“Help all of our young people show up to the conversation,” said Gillentine. “In the spirit of ‘I’m going to be uncomfortable,’ because that indicates growth.”
Learning Skills, Taking Them to the World
Two other workshops focused on concrete examples of how independent schools are integrating critical thinking about social issues into their curricula. James J. Greenwood, currently director of inclusion and multicultural practice at the Shady Hill School, worked with faculty in his former position at Northfield Mount Hermon to develop a required diversity and social justice course, even though few secondary schools offer such a course–and even less hold it as a graduation requirement.
Another workshop later in the day featured a panel of five students and the teacher, David Fox, instructor in English and art history, who took part in a new course at Phillips Academy, “Youth from Every Quarter.” During the course, students and Fox worked together to interrogate words from the Constitution of Phillips Academy, a school that “shall be every equally open to Youth, of requisite qualifications, from every quarter.” The panel shared a number of difficult questions they probed in class, including how they came to understand issues of effort, merit, and privilege, and of inclusion and exclusion at PA; the extent to which they are living their values; and what types of work can be done to dismantle structures and systems of oppression.

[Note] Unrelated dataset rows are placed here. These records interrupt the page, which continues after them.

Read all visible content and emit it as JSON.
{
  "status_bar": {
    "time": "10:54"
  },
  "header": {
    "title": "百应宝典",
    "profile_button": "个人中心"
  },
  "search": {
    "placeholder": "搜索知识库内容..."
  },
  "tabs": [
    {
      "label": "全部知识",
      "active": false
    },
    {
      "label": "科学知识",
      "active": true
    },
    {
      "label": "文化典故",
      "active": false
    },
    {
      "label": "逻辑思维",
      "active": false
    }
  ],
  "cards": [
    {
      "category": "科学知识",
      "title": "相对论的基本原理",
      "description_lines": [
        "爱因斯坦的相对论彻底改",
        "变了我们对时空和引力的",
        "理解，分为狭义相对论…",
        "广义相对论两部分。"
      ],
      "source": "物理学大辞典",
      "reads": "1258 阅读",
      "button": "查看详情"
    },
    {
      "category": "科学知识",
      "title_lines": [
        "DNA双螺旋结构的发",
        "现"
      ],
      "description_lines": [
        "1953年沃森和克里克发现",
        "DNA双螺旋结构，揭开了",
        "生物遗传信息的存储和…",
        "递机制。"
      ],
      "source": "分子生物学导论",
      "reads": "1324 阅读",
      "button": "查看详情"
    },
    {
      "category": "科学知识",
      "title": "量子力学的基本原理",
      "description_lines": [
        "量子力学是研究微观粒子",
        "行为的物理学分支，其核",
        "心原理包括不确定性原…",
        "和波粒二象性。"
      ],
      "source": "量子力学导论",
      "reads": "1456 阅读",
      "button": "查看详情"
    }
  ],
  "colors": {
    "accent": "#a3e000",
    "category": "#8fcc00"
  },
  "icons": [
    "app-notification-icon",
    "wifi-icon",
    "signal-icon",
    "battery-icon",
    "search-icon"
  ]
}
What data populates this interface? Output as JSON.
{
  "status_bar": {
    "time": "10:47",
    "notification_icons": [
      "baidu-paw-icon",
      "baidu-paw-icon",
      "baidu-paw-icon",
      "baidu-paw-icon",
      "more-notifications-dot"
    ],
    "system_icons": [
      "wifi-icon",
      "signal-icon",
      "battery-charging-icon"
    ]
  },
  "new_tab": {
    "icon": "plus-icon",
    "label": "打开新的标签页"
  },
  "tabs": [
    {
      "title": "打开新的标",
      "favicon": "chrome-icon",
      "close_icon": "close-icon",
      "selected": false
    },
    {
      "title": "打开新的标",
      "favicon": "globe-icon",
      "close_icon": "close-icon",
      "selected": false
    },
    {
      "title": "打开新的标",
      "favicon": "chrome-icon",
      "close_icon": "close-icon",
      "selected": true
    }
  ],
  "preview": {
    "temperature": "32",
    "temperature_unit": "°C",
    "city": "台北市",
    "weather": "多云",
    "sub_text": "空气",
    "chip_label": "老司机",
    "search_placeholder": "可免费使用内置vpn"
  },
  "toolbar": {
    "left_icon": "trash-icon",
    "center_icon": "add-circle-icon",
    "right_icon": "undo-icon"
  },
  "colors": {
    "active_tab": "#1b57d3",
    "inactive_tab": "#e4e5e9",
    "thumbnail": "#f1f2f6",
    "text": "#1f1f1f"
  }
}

When the students were asked by an audience member about how they might one day work to address issues of inequality and increase access to independent schools like PA, one of the students, Lydia Fikru ‘17, responded promptly.
“I have a great sense of responsibility from being able to come here, and I think we can do more to reach out to more communities.” said Fikru. “Andover will be part of me for the rest of my life. If I graduate from Andover and enter the world and choose not to be involved in this type of issue, then what is the point of the past four years? I hope to be involved in this conversation later at Andover and at other schools as well.”
To learn more about Andover’s Equity & Inclusion pillar of the Strategic Plan, please visit http://sp2014.andover.edu/strategicpriorities/.